▶ **WHAT IS REQUIRED**
Report how many lines in the records carry the string "icon", and give no further text.
*** Opening DATA FOR PROCESSING ***
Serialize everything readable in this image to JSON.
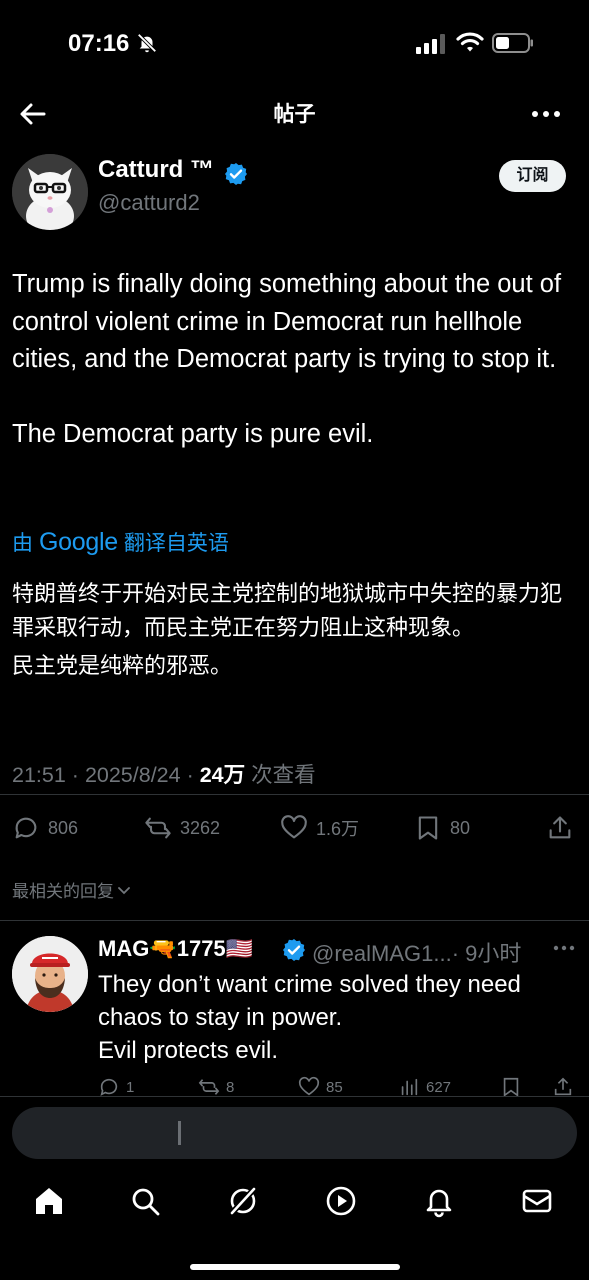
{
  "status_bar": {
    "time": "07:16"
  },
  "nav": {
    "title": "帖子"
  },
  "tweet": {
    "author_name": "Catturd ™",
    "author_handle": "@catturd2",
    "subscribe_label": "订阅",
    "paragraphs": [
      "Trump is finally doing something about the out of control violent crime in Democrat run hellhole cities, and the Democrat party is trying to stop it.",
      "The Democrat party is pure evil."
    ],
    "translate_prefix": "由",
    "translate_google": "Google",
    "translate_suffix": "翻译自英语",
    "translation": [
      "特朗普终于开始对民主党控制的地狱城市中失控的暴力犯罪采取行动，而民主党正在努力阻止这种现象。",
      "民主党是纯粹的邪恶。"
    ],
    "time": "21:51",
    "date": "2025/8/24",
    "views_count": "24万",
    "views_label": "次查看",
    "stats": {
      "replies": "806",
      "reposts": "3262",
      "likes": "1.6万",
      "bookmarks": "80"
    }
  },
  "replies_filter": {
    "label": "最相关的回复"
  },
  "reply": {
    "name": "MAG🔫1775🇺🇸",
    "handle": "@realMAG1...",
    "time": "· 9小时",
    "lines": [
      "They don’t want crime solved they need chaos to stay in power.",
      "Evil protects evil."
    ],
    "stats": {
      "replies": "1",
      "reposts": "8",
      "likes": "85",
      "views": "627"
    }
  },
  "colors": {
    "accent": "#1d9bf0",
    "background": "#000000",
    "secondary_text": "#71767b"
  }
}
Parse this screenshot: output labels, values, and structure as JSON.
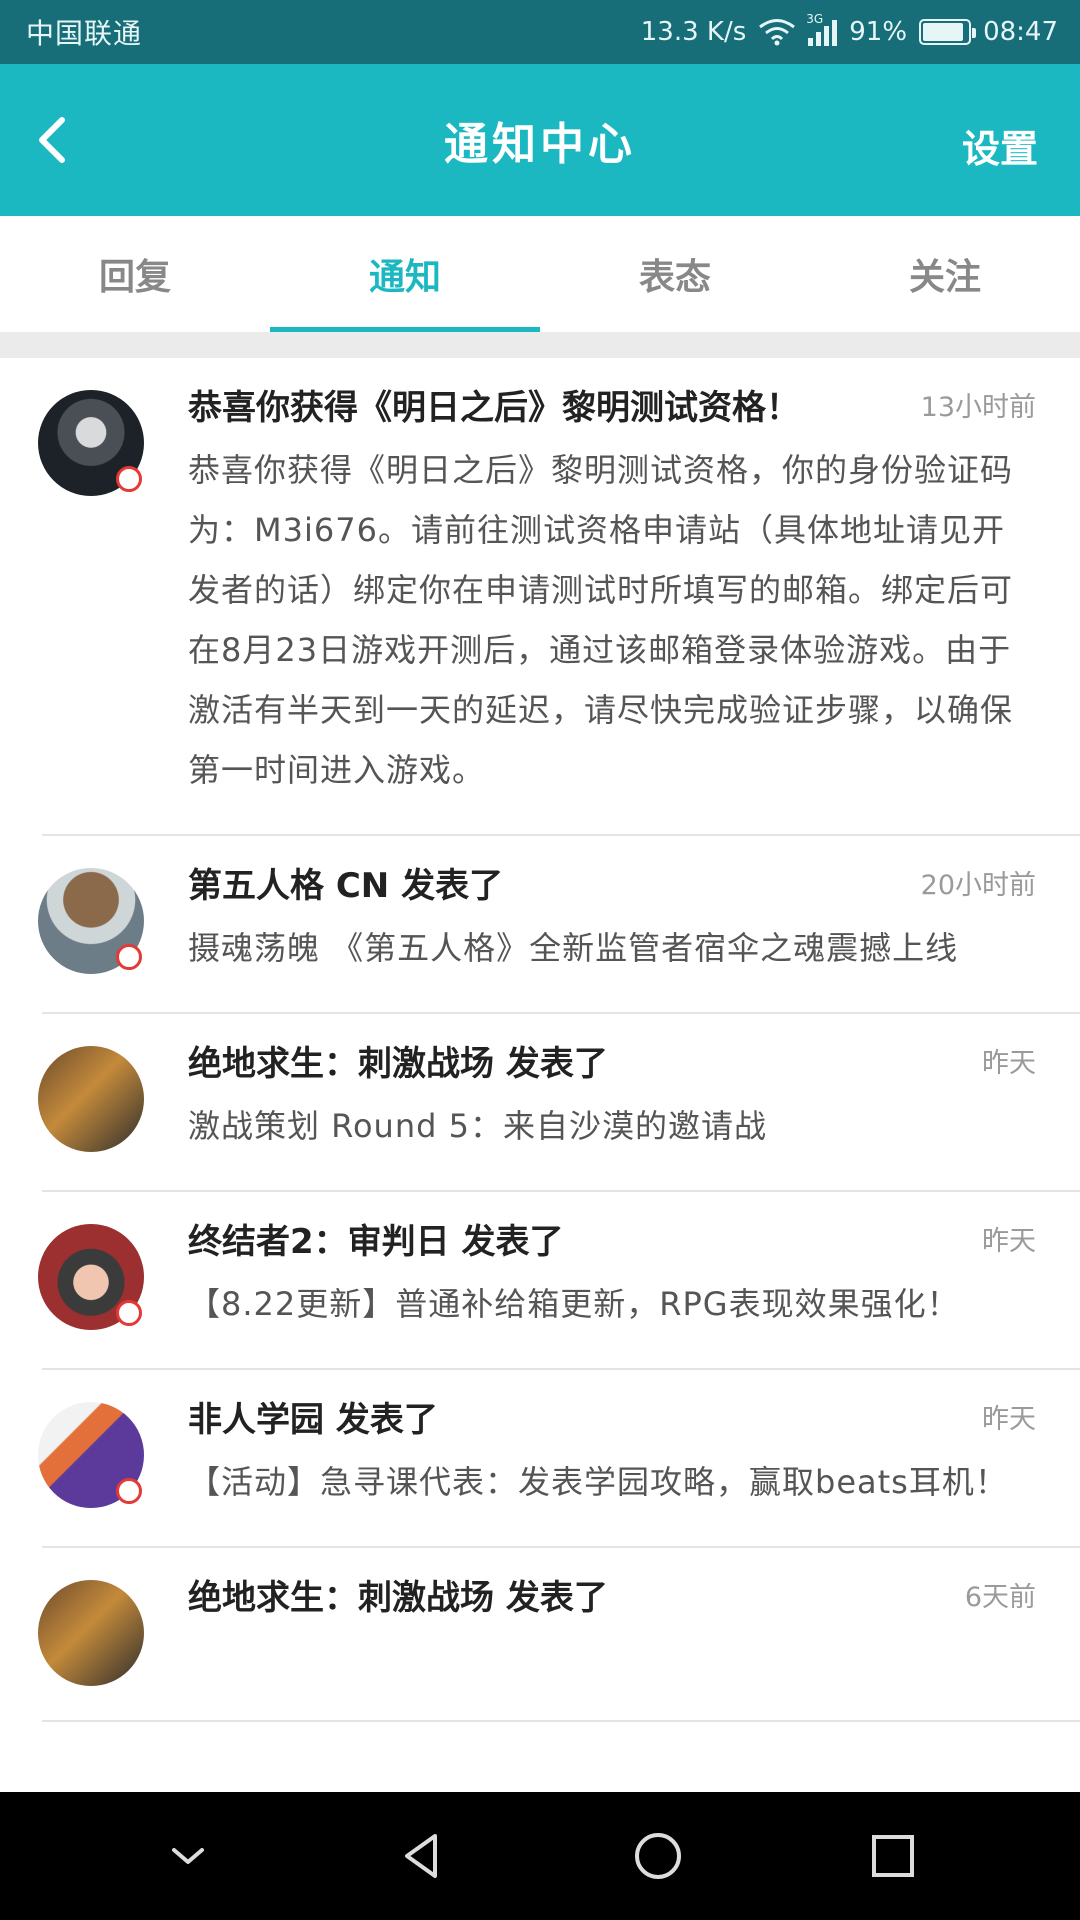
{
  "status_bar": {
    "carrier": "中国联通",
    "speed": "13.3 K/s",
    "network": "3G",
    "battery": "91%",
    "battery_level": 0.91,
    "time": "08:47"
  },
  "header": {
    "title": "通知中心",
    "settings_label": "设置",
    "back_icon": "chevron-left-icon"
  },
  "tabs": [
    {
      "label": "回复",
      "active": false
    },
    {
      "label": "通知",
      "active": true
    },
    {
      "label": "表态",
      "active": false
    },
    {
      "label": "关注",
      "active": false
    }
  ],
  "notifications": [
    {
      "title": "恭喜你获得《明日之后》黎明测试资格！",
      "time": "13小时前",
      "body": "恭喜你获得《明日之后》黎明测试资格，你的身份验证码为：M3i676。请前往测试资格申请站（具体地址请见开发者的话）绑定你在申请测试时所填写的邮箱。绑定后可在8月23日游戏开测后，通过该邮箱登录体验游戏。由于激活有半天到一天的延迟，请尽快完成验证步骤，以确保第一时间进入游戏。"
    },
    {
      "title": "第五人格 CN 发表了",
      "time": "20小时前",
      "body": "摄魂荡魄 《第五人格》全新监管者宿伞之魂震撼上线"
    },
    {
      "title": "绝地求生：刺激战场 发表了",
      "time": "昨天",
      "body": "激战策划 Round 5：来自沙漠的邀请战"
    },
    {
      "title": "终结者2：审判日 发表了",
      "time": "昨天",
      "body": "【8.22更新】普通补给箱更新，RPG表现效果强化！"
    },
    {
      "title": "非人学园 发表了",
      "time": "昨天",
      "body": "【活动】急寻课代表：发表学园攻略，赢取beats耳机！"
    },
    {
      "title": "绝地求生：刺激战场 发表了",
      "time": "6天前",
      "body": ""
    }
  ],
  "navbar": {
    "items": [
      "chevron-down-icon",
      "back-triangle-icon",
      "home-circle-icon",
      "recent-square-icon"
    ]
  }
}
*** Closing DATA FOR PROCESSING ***
▶ **COMPLETED TASK**
5